What you should do
A faithful repeat of all the records, with no image kept, is the required answer.
======== Data in this exercise ========
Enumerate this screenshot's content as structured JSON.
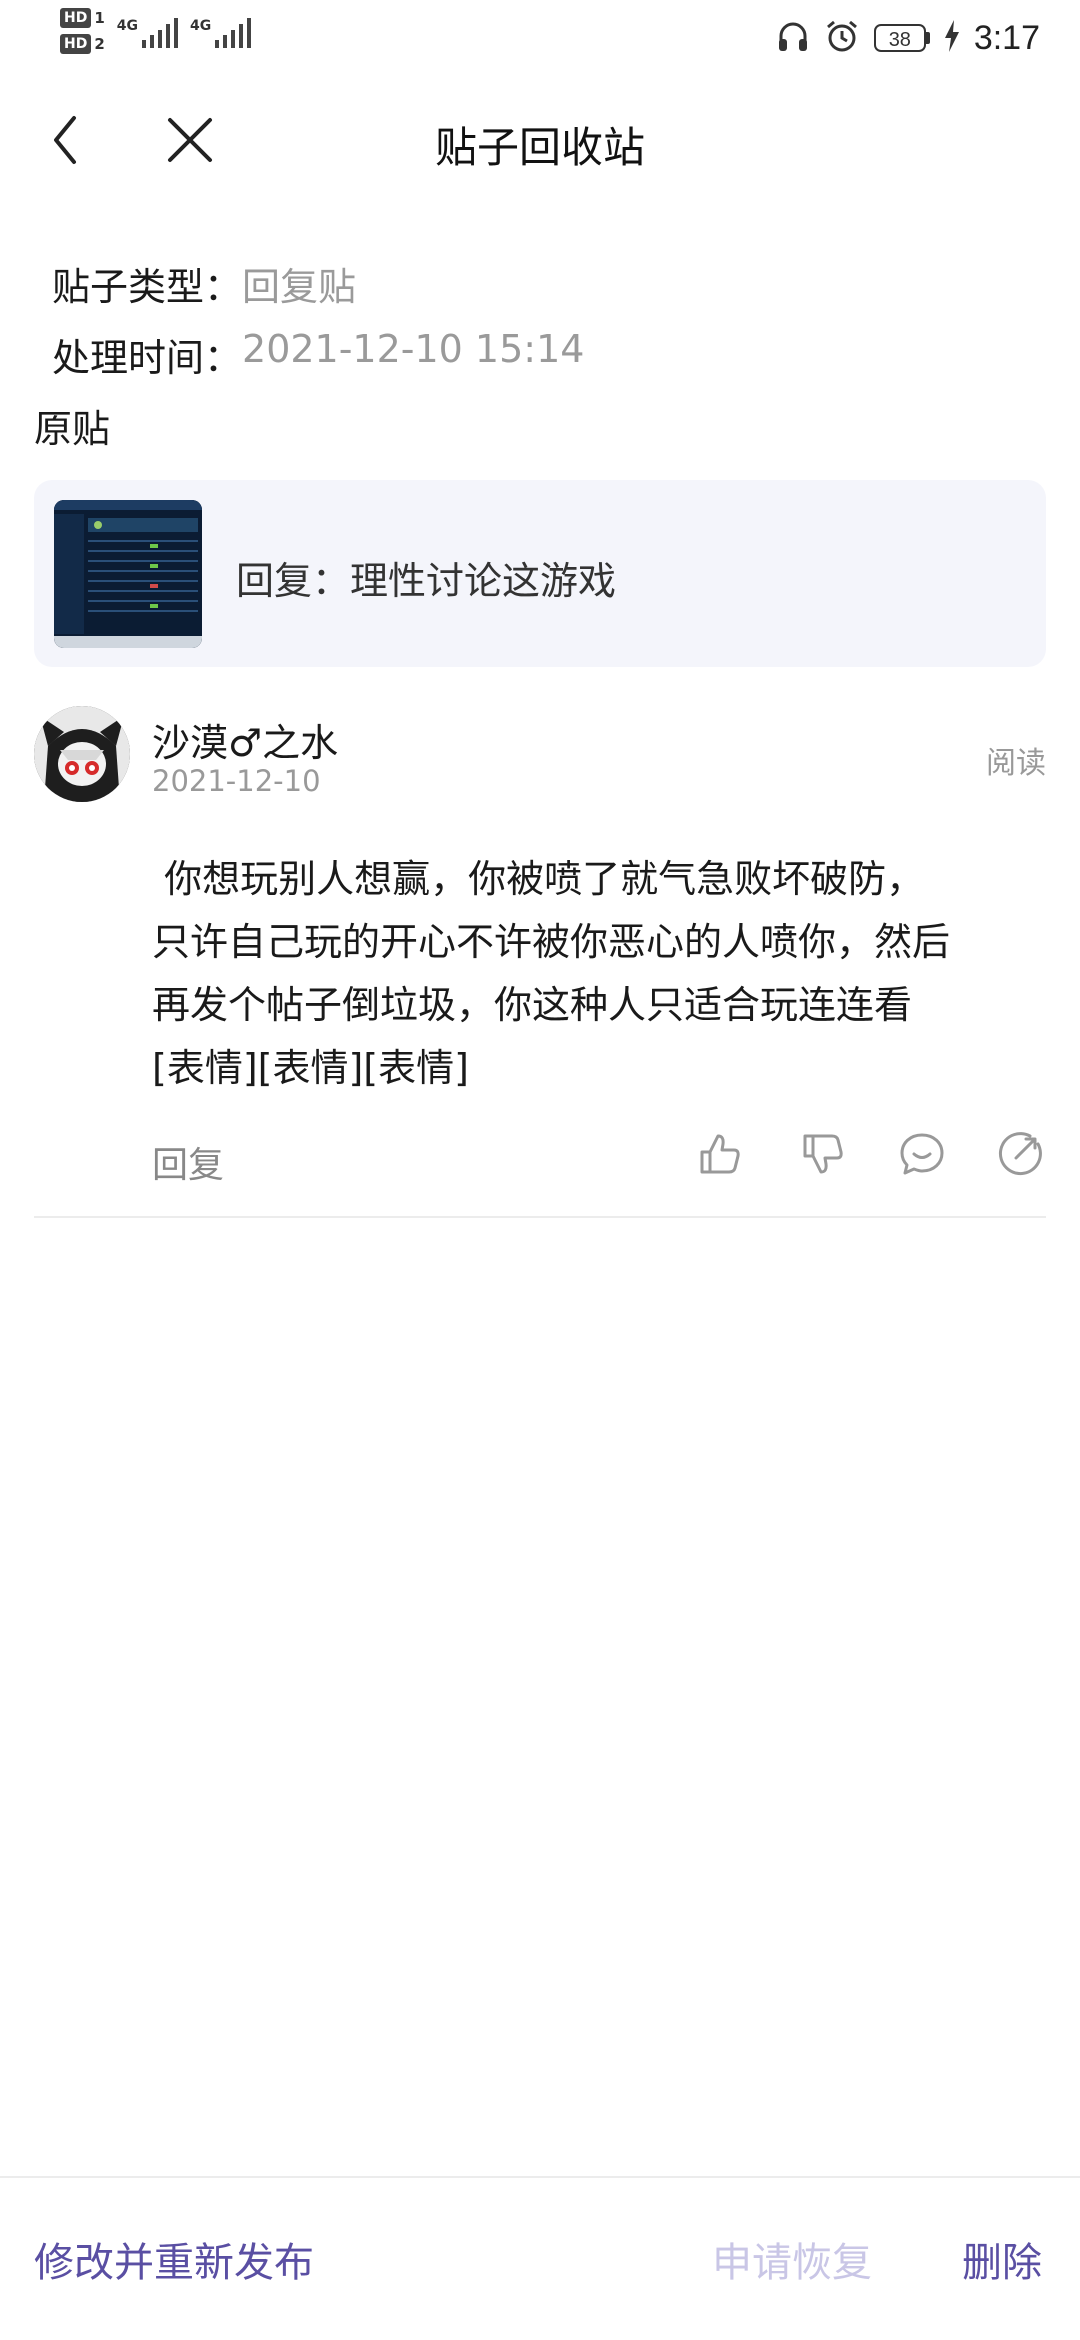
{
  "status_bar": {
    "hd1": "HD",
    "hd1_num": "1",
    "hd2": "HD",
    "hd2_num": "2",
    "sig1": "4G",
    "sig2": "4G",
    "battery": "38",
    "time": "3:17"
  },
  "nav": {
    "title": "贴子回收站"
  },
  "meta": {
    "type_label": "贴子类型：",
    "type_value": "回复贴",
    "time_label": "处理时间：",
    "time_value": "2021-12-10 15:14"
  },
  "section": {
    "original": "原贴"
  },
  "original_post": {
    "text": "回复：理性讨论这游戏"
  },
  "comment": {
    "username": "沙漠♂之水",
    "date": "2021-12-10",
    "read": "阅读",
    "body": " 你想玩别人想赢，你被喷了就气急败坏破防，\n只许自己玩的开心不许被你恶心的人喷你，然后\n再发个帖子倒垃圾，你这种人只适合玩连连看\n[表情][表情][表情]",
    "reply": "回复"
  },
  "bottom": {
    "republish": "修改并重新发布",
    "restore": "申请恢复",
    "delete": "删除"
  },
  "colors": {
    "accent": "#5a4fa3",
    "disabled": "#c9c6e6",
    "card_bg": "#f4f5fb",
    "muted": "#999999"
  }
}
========
Output of the exercise
Enumerate this screenshot's content as structured JSON.
{
  "status_bar": {
    "hd1": "HD",
    "hd1_num": "1",
    "hd2": "HD",
    "hd2_num": "2",
    "sig1": "4G",
    "sig2": "4G",
    "battery": "38",
    "time": "3:17"
  },
  "nav": {
    "title": "贴子回收站"
  },
  "meta": {
    "type_label": "贴子类型：",
    "type_value": "回复贴",
    "time_label": "处理时间：",
    "time_value": "2021-12-10 15:14"
  },
  "section": {
    "original": "原贴"
  },
  "original_post": {
    "text": "回复：理性讨论这游戏"
  },
  "comment": {
    "username": "沙漠♂之水",
    "date": "2021-12-10",
    "read": "阅读",
    "body": " 你想玩别人想赢，你被喷了就气急败坏破防，\n只许自己玩的开心不许被你恶心的人喷你，然后\n再发个帖子倒垃圾，你这种人只适合玩连连看\n[表情][表情][表情]",
    "reply": "回复"
  },
  "bottom": {
    "republish": "修改并重新发布",
    "restore": "申请恢复",
    "delete": "删除"
  },
  "colors": {
    "accent": "#5a4fa3",
    "disabled": "#c9c6e6",
    "card_bg": "#f4f5fb",
    "muted": "#999999"
  }
}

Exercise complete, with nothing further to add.